In other lake business, the council approved an amendment to the 2019 lake fees to make a correction and passed a motion to spend just $29,700 for preliminary engineering and environmental services for the Lake Lou Yaeger sedimentation basin and shoreline protection project for the Section 319 grant. Ted LaBelle of Crawford, Murphy and Tilly Engineering, who will be doing the work, said that this work will be done to see if the city's first two preferences for the project are possible or if they need to look at other options. He added that there will be a secondary engineering agreement for final design of the project in the future.

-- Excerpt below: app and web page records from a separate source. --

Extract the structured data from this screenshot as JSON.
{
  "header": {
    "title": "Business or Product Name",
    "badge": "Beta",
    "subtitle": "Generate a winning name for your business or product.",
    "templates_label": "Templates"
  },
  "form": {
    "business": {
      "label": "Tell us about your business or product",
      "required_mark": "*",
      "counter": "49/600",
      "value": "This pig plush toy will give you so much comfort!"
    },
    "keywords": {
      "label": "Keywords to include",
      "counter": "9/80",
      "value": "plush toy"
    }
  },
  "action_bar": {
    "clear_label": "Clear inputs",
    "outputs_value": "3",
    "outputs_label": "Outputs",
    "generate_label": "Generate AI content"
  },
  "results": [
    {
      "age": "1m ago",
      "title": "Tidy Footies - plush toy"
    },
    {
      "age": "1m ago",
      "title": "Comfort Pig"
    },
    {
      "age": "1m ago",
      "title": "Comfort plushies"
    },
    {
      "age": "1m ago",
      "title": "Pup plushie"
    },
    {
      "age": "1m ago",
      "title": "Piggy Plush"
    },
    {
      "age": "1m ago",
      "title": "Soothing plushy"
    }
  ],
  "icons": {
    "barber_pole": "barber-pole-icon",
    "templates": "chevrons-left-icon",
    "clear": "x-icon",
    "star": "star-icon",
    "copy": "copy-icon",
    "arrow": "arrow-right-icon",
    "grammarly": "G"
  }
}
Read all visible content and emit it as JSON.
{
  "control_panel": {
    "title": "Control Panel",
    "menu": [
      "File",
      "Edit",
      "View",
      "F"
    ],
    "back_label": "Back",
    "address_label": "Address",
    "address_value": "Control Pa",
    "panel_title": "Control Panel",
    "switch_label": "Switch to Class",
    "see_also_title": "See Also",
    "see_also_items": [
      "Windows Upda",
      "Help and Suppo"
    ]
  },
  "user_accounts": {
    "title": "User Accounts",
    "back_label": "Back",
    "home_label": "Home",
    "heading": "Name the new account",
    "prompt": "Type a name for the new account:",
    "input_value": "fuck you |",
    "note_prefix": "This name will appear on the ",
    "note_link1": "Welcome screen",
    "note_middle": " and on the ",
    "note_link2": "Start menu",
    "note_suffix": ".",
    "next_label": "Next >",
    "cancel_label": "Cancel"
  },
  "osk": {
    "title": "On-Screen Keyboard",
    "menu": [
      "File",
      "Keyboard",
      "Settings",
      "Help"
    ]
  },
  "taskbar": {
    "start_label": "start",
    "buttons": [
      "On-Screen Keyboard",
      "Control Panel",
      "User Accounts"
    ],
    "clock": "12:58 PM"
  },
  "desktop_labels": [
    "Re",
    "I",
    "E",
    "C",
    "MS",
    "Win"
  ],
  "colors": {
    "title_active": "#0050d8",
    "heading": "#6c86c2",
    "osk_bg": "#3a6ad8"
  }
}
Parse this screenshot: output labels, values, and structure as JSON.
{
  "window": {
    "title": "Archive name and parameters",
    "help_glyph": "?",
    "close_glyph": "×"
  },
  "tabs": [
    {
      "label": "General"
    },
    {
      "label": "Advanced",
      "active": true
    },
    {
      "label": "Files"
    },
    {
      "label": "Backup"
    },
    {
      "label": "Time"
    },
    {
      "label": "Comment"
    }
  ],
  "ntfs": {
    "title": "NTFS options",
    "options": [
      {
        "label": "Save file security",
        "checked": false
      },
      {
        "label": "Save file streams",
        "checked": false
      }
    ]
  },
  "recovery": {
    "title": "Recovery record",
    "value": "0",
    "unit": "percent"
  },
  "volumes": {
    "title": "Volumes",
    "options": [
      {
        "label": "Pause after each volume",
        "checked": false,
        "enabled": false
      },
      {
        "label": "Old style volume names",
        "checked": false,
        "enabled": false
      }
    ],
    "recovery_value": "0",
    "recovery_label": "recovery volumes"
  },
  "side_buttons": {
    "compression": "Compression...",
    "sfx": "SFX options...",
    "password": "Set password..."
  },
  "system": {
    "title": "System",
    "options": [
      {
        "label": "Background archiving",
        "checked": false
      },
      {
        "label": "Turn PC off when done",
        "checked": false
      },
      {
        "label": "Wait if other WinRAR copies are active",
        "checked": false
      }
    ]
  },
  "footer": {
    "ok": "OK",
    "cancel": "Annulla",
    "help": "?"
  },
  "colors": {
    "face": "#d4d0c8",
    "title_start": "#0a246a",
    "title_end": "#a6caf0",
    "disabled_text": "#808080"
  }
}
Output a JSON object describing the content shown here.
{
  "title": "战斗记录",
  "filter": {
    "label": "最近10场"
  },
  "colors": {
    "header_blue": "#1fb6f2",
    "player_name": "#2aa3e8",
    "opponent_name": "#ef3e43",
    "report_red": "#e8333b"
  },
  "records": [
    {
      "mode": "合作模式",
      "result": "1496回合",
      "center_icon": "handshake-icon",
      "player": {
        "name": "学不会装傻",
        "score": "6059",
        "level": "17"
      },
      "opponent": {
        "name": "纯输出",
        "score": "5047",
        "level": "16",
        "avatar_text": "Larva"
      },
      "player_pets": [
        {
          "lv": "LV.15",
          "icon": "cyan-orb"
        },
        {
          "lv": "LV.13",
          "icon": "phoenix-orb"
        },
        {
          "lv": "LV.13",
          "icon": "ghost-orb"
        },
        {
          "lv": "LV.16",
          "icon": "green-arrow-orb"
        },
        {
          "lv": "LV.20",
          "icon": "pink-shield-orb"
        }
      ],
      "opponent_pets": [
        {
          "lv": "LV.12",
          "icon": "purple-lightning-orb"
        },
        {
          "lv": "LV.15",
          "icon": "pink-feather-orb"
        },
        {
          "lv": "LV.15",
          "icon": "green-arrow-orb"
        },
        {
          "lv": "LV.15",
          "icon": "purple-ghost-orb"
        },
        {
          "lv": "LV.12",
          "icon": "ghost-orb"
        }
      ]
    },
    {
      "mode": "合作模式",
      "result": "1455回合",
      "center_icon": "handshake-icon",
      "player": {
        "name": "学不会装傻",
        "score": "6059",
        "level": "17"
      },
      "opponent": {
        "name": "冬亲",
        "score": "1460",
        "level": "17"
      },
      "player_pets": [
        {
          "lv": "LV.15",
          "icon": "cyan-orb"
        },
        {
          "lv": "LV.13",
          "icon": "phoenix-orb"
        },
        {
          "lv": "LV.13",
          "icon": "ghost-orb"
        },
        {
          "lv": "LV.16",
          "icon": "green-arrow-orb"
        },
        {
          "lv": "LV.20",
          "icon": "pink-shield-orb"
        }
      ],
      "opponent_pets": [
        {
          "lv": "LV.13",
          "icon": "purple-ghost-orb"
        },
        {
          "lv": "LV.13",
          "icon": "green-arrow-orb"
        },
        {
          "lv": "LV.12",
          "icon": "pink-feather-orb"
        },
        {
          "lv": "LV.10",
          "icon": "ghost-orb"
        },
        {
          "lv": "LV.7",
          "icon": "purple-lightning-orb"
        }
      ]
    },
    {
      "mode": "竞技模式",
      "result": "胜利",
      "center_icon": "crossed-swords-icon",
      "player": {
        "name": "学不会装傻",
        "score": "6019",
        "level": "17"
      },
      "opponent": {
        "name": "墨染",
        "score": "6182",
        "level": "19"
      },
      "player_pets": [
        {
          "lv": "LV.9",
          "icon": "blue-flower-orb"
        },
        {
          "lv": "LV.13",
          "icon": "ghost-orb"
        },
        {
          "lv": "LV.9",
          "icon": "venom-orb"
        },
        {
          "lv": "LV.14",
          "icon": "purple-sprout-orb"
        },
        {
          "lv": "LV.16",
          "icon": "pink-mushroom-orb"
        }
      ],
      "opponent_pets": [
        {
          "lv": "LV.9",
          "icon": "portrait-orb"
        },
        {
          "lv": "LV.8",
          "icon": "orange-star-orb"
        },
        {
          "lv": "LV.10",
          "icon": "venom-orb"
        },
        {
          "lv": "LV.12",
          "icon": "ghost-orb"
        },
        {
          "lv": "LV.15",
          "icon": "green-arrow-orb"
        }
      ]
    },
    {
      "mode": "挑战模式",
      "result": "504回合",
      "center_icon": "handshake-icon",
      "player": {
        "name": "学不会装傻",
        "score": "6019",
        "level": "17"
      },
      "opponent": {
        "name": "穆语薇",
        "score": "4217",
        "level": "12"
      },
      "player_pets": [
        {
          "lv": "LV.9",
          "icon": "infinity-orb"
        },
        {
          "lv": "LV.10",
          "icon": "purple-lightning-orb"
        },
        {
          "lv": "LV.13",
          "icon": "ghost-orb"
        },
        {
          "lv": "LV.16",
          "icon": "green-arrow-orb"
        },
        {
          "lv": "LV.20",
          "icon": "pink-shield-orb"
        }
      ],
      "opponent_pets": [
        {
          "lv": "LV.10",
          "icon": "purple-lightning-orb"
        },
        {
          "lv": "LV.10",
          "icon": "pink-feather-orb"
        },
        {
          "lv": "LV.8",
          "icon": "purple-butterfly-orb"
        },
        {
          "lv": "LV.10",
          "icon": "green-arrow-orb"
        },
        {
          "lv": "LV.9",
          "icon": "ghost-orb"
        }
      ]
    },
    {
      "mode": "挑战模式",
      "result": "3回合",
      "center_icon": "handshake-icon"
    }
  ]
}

The council also approved the establishment of a change order/pay request board for the city's I-55 Commerce Park water main project, approved a proposal from AceSign Co. for a entrance sign at the west side of the city and approved contracting with Evan Lloyd Associates for architectural services on the Carnegie building for an amount not to exceed $11,800.
Flannery said that Evan Lloyd Associates will be working on some design work and finding out what needs to be done at the building, the first step of putting the old library into use after receiving input from the community committee.
The council also approved the solicitation of bids for mowing services, approved the pay request from Legends Underground Utilities for the amount of $236,516.05 for the I-55 Commerce Park water main project and rejected a motion to revise the city's building permit fee structure.
Alderman David Hollo spoke out about the building permit fee revisions, saying that the city already had the most restrictive and expensive fees in the area. He added that housing had been one of the major problems for employees of new businesses and that adding additional costs would not help that.
City Building Inspector Gary Baker said that the revisions were to help the city cover the costs it incurs on certain projects that require him to make multiple visits to the property. He said that the fee increases for certain projects would bring the city more in line with other communities who have similar building codes, such as Springfield and Decatur.
Alderman Woodrow Street asked what the permits are for Hillsboro and Carlinville. Baker said that they don't have permit restrictions like Litchfield does and Litchfield is one of the few cities of its size that has building codes.
Hollo also expressed concern over changing the policy that homeowners don't need to have a permit. Baker said the reason for the change was to protect the next buyer of the property, saying that there is no oversight if a homeowner does sub-standard work.
The motion would split the council down the middle, with Hollo, Marilyn Sisson, Tim Wright and Woody Street voting no and Dwayne Gerl, Ray Kellenberger, Mark Brown and Kassidy Paine voting yes. Mayor Dougherty would vote no to break the tie, saying that he thought the revisions should be revisited in the future, perhaps with some amendments.
The council would go into closed session at 7:19 p.m. and would reconvene with no further action minutes later. The next meeting will be held on Thursday, March 21, at 6:30 p.m.